Janisse Ray wrote the book on seed saving, and will talk about that at South Georgia Growing Local 2014:
From her book, The Seed Underground: A Growing Revolution to Save Food,
“If you haven’t heard what’s happening with seeds, let me tell you. They’re disappearing, about like every damn thing else…. But I’m not going to talk about anything that’s going to make us feel hopeless, or despairing, because there’s no despair in a seed.”
Her book bio, with picture by Raven Waters:
Writer, naturalist, and activist Janisse Ray is a seed-saver, seed-exchanger, and seed-banker, and has gardened for twenty-five years. She is the author of several books, including Pinhook and Ecology of a Cracker Childhood, a New York Times Notable Book. Ray is on the faculty of Chatham University’s low-residency MFA program, and is a Woodrow Wilson Visiting Fellow. She has won a Southern Booksellers Award for Poetry, a Southeastern Booksellers Award for Nonfiction, an American Book Award, the Southern Environmental Law Center Award for Outstanding Writing, and a Southern Book Critics Circle Award. She attempts to live a simple, sustainable life on a farm in southern Georgia with her husband, Raven Waters.
Janisse is the author of many books, the first of which that may make no sense if you’re not from around here, but if you are, will be “More precious than handfuls of money:” Ecology of a Cracker Childhood (The World As Home), Reviews include:

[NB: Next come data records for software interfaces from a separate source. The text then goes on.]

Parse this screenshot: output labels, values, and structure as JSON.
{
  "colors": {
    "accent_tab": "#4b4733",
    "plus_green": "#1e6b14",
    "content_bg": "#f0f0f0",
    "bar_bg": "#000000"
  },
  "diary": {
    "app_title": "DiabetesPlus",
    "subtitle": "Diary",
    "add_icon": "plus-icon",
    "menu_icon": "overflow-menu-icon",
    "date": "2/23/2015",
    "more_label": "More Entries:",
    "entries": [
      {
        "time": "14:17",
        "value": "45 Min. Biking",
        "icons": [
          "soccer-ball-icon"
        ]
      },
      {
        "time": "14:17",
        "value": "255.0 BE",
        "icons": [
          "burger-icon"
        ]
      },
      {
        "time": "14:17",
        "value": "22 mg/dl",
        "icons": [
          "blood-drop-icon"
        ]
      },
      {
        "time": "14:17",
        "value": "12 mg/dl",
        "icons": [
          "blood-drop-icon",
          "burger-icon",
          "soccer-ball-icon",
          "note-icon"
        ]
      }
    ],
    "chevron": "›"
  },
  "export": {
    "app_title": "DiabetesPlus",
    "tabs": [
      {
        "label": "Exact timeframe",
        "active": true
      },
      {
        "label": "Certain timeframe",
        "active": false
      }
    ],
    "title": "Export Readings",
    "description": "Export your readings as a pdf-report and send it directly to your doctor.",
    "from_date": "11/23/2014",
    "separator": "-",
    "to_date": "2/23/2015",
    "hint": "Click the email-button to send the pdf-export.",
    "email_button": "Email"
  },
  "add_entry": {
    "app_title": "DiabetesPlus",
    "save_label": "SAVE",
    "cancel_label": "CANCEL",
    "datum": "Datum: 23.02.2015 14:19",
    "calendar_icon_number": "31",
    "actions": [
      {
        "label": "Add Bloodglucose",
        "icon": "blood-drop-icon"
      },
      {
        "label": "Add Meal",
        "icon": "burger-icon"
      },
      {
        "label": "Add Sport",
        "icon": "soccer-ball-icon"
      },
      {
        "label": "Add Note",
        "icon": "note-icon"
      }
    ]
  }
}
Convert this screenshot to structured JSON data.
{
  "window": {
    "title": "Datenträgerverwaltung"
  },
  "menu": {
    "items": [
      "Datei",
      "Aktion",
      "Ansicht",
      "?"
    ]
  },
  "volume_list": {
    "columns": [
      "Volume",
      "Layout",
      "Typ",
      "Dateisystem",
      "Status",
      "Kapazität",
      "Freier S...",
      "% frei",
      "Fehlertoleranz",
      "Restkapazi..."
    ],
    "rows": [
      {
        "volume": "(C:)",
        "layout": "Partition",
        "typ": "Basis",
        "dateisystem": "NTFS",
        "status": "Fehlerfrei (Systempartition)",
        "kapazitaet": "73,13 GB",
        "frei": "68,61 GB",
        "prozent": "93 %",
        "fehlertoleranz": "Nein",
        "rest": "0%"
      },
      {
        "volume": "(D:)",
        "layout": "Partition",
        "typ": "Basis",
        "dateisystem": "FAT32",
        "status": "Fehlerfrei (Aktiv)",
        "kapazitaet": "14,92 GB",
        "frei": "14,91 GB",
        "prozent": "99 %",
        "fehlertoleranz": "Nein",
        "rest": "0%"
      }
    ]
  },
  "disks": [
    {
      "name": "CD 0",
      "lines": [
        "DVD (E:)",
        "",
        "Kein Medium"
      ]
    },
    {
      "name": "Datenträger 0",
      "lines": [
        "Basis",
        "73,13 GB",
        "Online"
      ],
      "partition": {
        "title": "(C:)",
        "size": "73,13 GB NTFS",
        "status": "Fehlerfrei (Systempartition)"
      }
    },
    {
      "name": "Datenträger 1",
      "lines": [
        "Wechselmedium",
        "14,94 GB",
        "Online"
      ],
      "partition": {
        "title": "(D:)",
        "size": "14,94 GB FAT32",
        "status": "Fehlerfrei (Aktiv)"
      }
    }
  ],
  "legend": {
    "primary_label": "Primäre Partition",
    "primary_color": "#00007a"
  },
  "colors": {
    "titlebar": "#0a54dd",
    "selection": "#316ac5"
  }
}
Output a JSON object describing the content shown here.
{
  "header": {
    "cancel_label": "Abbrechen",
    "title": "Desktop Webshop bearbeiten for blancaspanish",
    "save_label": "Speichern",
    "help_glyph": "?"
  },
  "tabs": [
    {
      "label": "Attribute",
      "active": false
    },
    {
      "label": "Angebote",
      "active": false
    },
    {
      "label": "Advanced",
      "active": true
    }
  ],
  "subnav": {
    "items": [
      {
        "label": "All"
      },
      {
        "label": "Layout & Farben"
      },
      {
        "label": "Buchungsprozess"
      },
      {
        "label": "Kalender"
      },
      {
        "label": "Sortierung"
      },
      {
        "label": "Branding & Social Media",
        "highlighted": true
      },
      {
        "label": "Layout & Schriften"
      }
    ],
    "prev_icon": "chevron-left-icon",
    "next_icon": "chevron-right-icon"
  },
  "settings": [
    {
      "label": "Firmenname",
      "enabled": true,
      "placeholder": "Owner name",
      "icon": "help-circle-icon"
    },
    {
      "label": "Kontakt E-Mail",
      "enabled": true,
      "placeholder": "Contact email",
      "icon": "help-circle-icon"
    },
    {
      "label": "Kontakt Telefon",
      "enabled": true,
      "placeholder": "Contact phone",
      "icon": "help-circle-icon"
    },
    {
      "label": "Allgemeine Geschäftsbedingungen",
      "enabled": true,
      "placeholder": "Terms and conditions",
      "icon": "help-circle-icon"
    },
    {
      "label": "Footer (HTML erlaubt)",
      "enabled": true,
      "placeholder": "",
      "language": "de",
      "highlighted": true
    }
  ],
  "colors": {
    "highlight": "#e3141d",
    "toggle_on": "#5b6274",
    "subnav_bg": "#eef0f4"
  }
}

Thinker Wendell Berry called the book “well done and deeply moving.” Anne Raver of The New York Times said of Janisse Ray, “The forests of the South find their Rachel Carson.”
Janisse Ray is a founding board member of Altamaha Riverkeeper, on the advisory board of Satilla Riverkeeper, a member of Seed Savers Exchange & Southern Seed Legacy, and one of the two co-founders of South Georgia Growing Local.
Come to SOGALO2014 and hear Janisse Ray talk about seed saving!